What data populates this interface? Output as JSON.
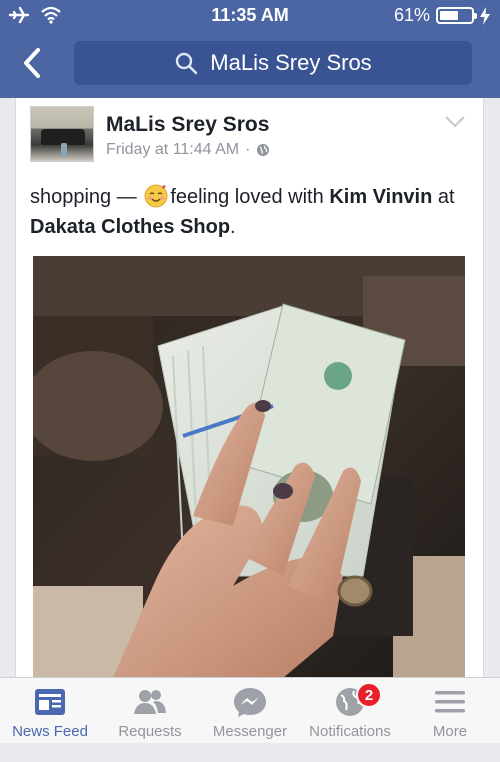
{
  "status_bar": {
    "time": "11:35 AM",
    "battery": "61%",
    "battery_level": 0.61
  },
  "nav": {
    "back_icon": "chevron-left-icon",
    "search_icon": "search-icon",
    "search_value": "MaLis Srey Sros"
  },
  "post": {
    "author": "MaLis Srey Sros",
    "time": "Friday at 11:44 AM",
    "separator": "·",
    "privacy_icon": "globe-icon",
    "text": {
      "activity": "shopping",
      "dash": "—",
      "feeling": "feeling loved with",
      "tag_person": "Kim Vinvin",
      "at": "at",
      "place": "Dakata Clothes Shop",
      "end": "."
    }
  },
  "tabs": [
    {
      "label": "News Feed",
      "icon": "news-feed-icon",
      "active": true
    },
    {
      "label": "Requests",
      "icon": "friend-requests-icon",
      "active": false
    },
    {
      "label": "Messenger",
      "icon": "messenger-icon",
      "active": false
    },
    {
      "label": "Notifications",
      "icon": "globe-icon",
      "active": false,
      "badge": "2"
    },
    {
      "label": "More",
      "icon": "menu-icon",
      "active": false
    }
  ],
  "colors": {
    "nav_blue": "#4c66a4",
    "active_tab": "#4b68b0",
    "badge_red": "#e8202b"
  }
}
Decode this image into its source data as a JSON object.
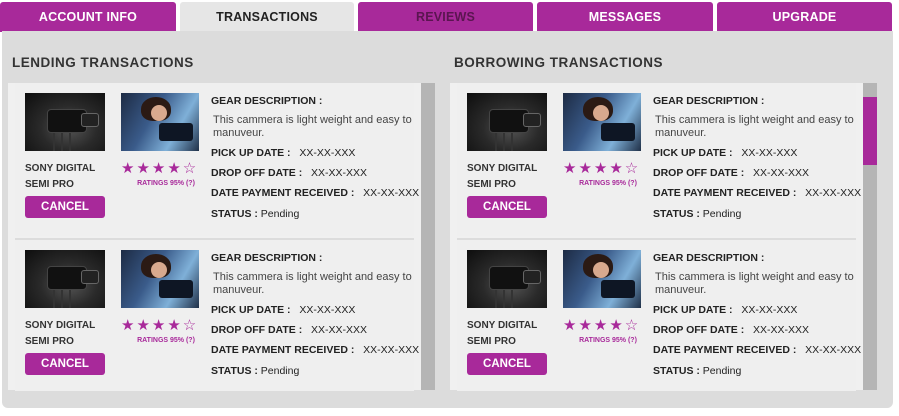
{
  "tabs": [
    {
      "label": "ACCOUNT INFO"
    },
    {
      "label": "TRANSACTIONS"
    },
    {
      "label": "REVIEWS"
    },
    {
      "label": "MESSAGES"
    },
    {
      "label": "UPGRADE"
    }
  ],
  "colors": {
    "accent": "#a8299a",
    "panel": "#dcdcdc",
    "card": "#efefef",
    "scrollbar": "#b5b5b5"
  },
  "lending": {
    "title": "LENDING TRANSACTIONS",
    "cards": [
      {
        "gear_name_line1": "SONY DIGITAL",
        "gear_name_line2": "SEMI PRO",
        "rating_stars": 4,
        "stars_filled": "★★★★",
        "stars_empty": "☆",
        "ratings_text": "RATINGS 95% (?)",
        "cancel_label": "CANCEL",
        "gear_description_label": "GEAR DESCRIPTION :",
        "gear_description": "This cammera is light weight and easy to manuveur.",
        "pickup_label": "PICK UP DATE :",
        "pickup_value": "XX-XX-XXX",
        "dropoff_label": "DROP OFF DATE :",
        "dropoff_value": "XX-XX-XXX",
        "payment_label": "DATE PAYMENT RECEIVED :",
        "payment_value": "XX-XX-XXX",
        "status_label": "STATUS :",
        "status_value": "Pending"
      },
      {
        "gear_name_line1": "SONY DIGITAL",
        "gear_name_line2": "SEMI PRO",
        "rating_stars": 4,
        "stars_filled": "★★★★",
        "stars_empty": "☆",
        "ratings_text": "RATINGS 95% (?)",
        "cancel_label": "CANCEL",
        "gear_description_label": "GEAR DESCRIPTION :",
        "gear_description": "This cammera is light weight and easy to manuveur.",
        "pickup_label": "PICK UP DATE :",
        "pickup_value": "XX-XX-XXX",
        "dropoff_label": "DROP OFF DATE :",
        "dropoff_value": "XX-XX-XXX",
        "payment_label": "DATE PAYMENT RECEIVED :",
        "payment_value": "XX-XX-XXX",
        "status_label": "STATUS :",
        "status_value": "Pending"
      }
    ]
  },
  "borrowing": {
    "title": "BORROWING TRANSACTIONS",
    "cards": [
      {
        "gear_name_line1": "SONY DIGITAL",
        "gear_name_line2": "SEMI PRO",
        "rating_stars": 4,
        "stars_filled": "★★★★",
        "stars_empty": "☆",
        "ratings_text": "RATINGS 95% (?)",
        "cancel_label": "CANCEL",
        "gear_description_label": "GEAR DESCRIPTION :",
        "gear_description": "This cammera is light weight and easy to manuveur.",
        "pickup_label": "PICK UP DATE :",
        "pickup_value": "XX-XX-XXX",
        "dropoff_label": "DROP OFF DATE :",
        "dropoff_value": "XX-XX-XXX",
        "payment_label": "DATE PAYMENT RECEIVED :",
        "payment_value": "XX-XX-XXX",
        "status_label": "STATUS :",
        "status_value": "Pending"
      },
      {
        "gear_name_line1": "SONY DIGITAL",
        "gear_name_line2": "SEMI PRO",
        "rating_stars": 4,
        "stars_filled": "★★★★",
        "stars_empty": "☆",
        "ratings_text": "RATINGS 95% (?)",
        "cancel_label": "CANCEL",
        "gear_description_label": "GEAR DESCRIPTION :",
        "gear_description": "This cammera is light weight and easy to manuveur.",
        "pickup_label": "PICK UP DATE :",
        "pickup_value": "XX-XX-XXX",
        "dropoff_label": "DROP OFF DATE :",
        "dropoff_value": "XX-XX-XXX",
        "payment_label": "DATE PAYMENT RECEIVED :",
        "payment_value": "XX-XX-XXX",
        "status_label": "STATUS :",
        "status_value": "Pending"
      }
    ]
  }
}
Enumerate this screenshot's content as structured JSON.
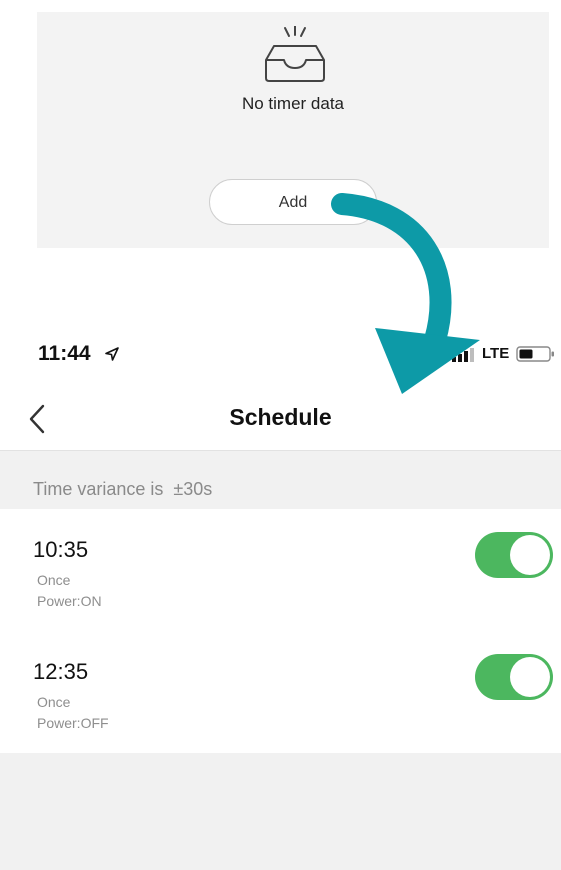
{
  "empty_state": {
    "icon": "empty-inbox-icon",
    "message": "No timer data",
    "add_label": "Add"
  },
  "arrow": {
    "icon": "curved-arrow-icon",
    "color": "#0d9aa7"
  },
  "status_bar": {
    "time": "11:44",
    "location_icon": "location-arrow-icon",
    "signal_icon": "cellular-signal-icon",
    "network": "LTE",
    "battery_icon": "battery-icon"
  },
  "header": {
    "back_icon": "chevron-left-icon",
    "title": "Schedule"
  },
  "variance": {
    "text": "Time variance is  ±30s"
  },
  "schedules": [
    {
      "time": "10:35",
      "repeat": "Once",
      "action": "Power:ON",
      "enabled": true
    },
    {
      "time": "12:35",
      "repeat": "Once",
      "action": "Power:OFF",
      "enabled": true
    }
  ],
  "colors": {
    "toggle_on": "#4cb75f",
    "card_background": "#f3f3f3",
    "section_background": "#f1f1f1"
  }
}
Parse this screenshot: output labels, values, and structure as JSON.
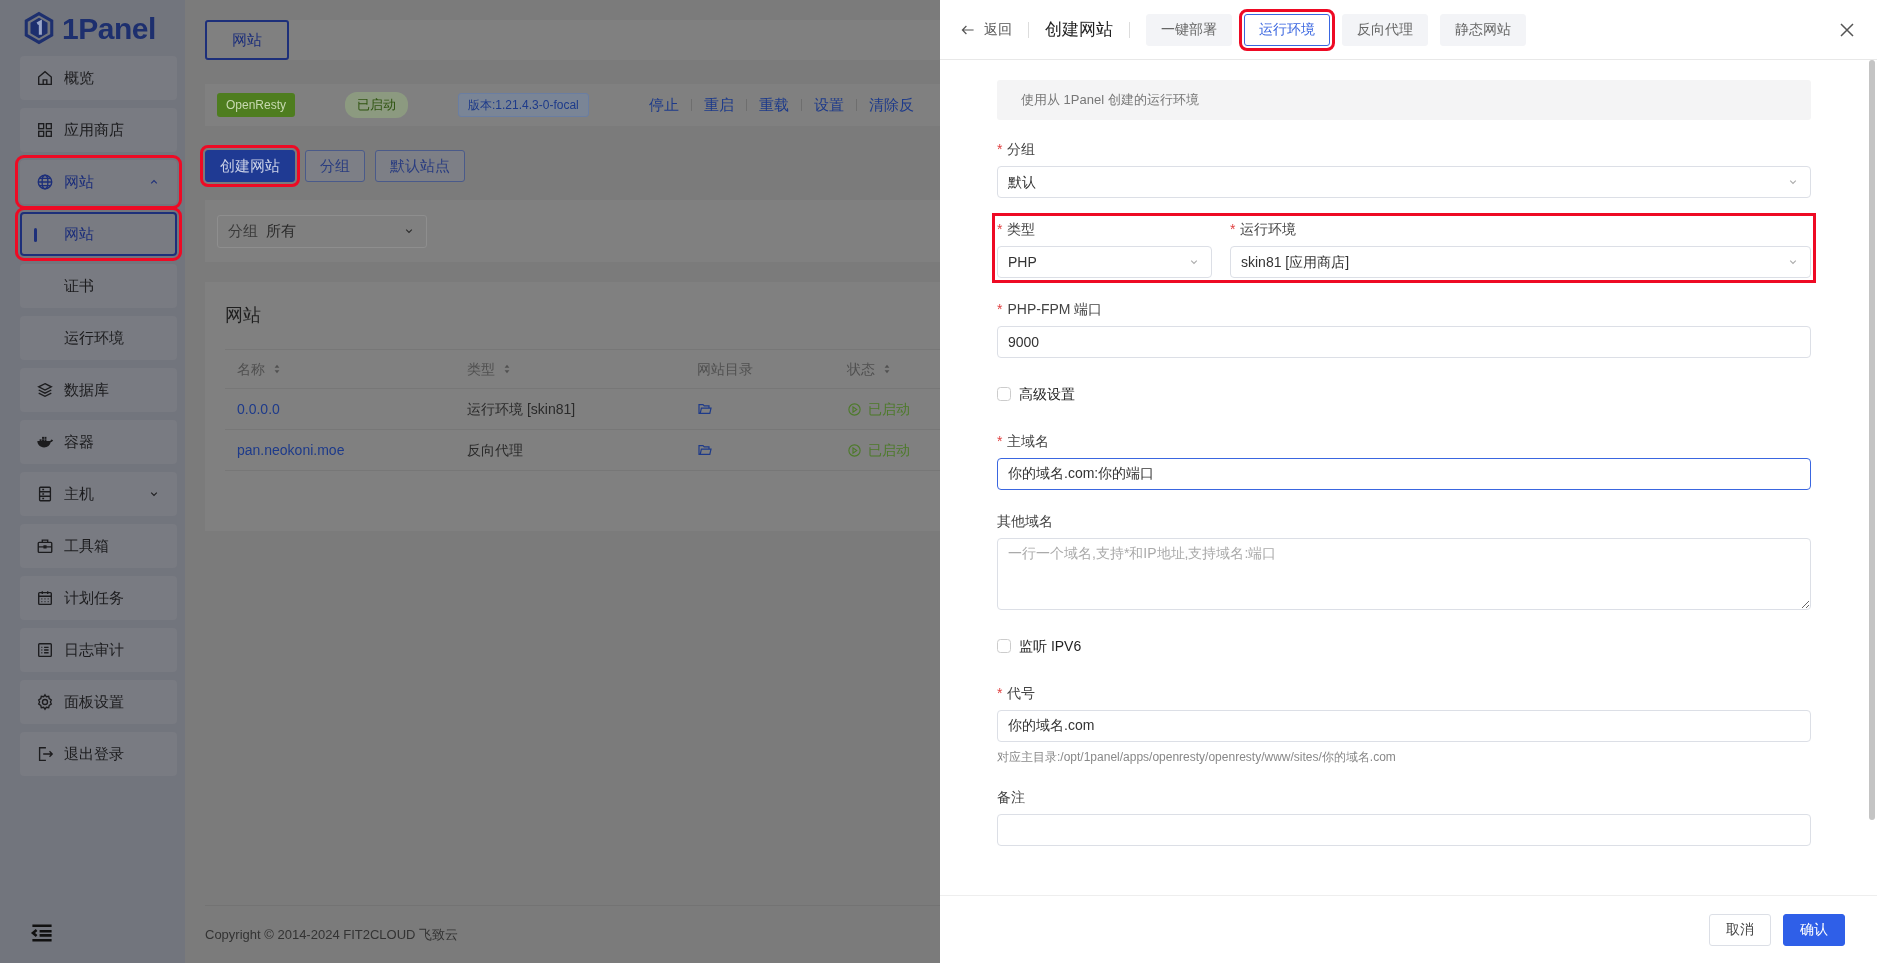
{
  "sidebar": {
    "logo": "1Panel",
    "items": [
      {
        "label": "概览",
        "kind": "link",
        "selected": false,
        "highlighted": false
      },
      {
        "label": "应用商店",
        "kind": "link",
        "selected": false,
        "highlighted": false
      },
      {
        "label": "网站",
        "kind": "group",
        "expanded": true,
        "highlighted": true,
        "children": [
          {
            "label": "网站",
            "selected": true,
            "highlighted": true
          },
          {
            "label": "证书",
            "selected": false,
            "highlighted": false
          },
          {
            "label": "运行环境",
            "selected": false,
            "highlighted": false
          }
        ]
      },
      {
        "label": "数据库",
        "kind": "link",
        "selected": false,
        "highlighted": false
      },
      {
        "label": "容器",
        "kind": "link",
        "selected": false,
        "highlighted": false
      },
      {
        "label": "主机",
        "kind": "group",
        "expanded": false,
        "highlighted": false
      },
      {
        "label": "工具箱",
        "kind": "link",
        "selected": false,
        "highlighted": false
      },
      {
        "label": "计划任务",
        "kind": "link",
        "selected": false,
        "highlighted": false
      },
      {
        "label": "日志审计",
        "kind": "link",
        "selected": false,
        "highlighted": false
      },
      {
        "label": "面板设置",
        "kind": "link",
        "selected": false,
        "highlighted": false
      },
      {
        "label": "退出登录",
        "kind": "link",
        "selected": false,
        "highlighted": false
      }
    ]
  },
  "main": {
    "tabs": [
      {
        "label": "网站",
        "selected": true
      }
    ],
    "app_status": {
      "app": "OpenResty",
      "status": "已启动",
      "version": "版本:1.21.4.3-0-focal",
      "actions": [
        "停止",
        "重启",
        "重载",
        "设置",
        "清除反"
      ]
    },
    "buttons": [
      {
        "label": "创建网站",
        "kind": "primary",
        "highlighted": true
      },
      {
        "label": "分组",
        "kind": "plain",
        "highlighted": false
      },
      {
        "label": "默认站点",
        "kind": "plain",
        "highlighted": false
      }
    ],
    "filter": {
      "label": "分组",
      "value": "所有"
    },
    "table": {
      "title": "网站",
      "columns": [
        {
          "label": "名称",
          "sortable": true
        },
        {
          "label": "类型",
          "sortable": true
        },
        {
          "label": "网站目录",
          "sortable": false
        },
        {
          "label": "状态",
          "sortable": true
        }
      ],
      "rows": [
        {
          "name": "0.0.0.0",
          "type": "运行环境 [skin81]",
          "status": "已启动"
        },
        {
          "name": "pan.neokoni.moe",
          "type": "反向代理",
          "status": "已启动"
        }
      ]
    },
    "footer": "Copyright © 2014-2024 FIT2CLOUD 飞致云"
  },
  "drawer": {
    "back": "返回",
    "title": "创建网站",
    "tabs": [
      {
        "label": "一键部署",
        "selected": false,
        "highlighted": false
      },
      {
        "label": "运行环境",
        "selected": true,
        "highlighted": true
      },
      {
        "label": "反向代理",
        "selected": false,
        "highlighted": false
      },
      {
        "label": "静态网站",
        "selected": false,
        "highlighted": false
      }
    ],
    "notice": "使用从 1Panel 创建的运行环境",
    "fields": [
      {
        "kind": "select",
        "mark": "*",
        "label": "分组",
        "value": "默认"
      },
      {
        "kind": "pair",
        "highlighted": true,
        "items": [
          {
            "mark": "*",
            "label": "类型",
            "value": "PHP"
          },
          {
            "mark": "*",
            "label": "运行环境",
            "value": "skin81 [应用商店]"
          }
        ]
      },
      {
        "kind": "input",
        "mark": "*",
        "label": "PHP-FPM 端口",
        "value": "9000",
        "focused": false
      },
      {
        "kind": "checkbox",
        "label": "高级设置",
        "checked": false
      },
      {
        "kind": "input",
        "mark": "*",
        "label": "主域名",
        "value": "你的域名.com:你的端口",
        "focused": true
      },
      {
        "kind": "textarea",
        "label": "其他域名",
        "placeholder": "一行一个域名,支持*和IP地址,支持域名:端口"
      },
      {
        "kind": "checkbox",
        "label": "监听 IPV6",
        "checked": false
      },
      {
        "kind": "input",
        "mark": "*",
        "label": "代号",
        "value": "你的域名.com",
        "focused": false,
        "help": "对应主目录:/opt/1panel/apps/openresty/openresty/www/sites/你的域名.com"
      },
      {
        "kind": "input",
        "label": "备注",
        "focused": false
      }
    ],
    "buttons": [
      {
        "label": "取消",
        "kind": "plain"
      },
      {
        "label": "确认",
        "kind": "primary"
      }
    ]
  }
}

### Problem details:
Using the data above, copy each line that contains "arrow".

### Result of the task:
  "arrow": {
    "icon": "curved-arrow-icon",
    "location_icon": "location-arrow-icon",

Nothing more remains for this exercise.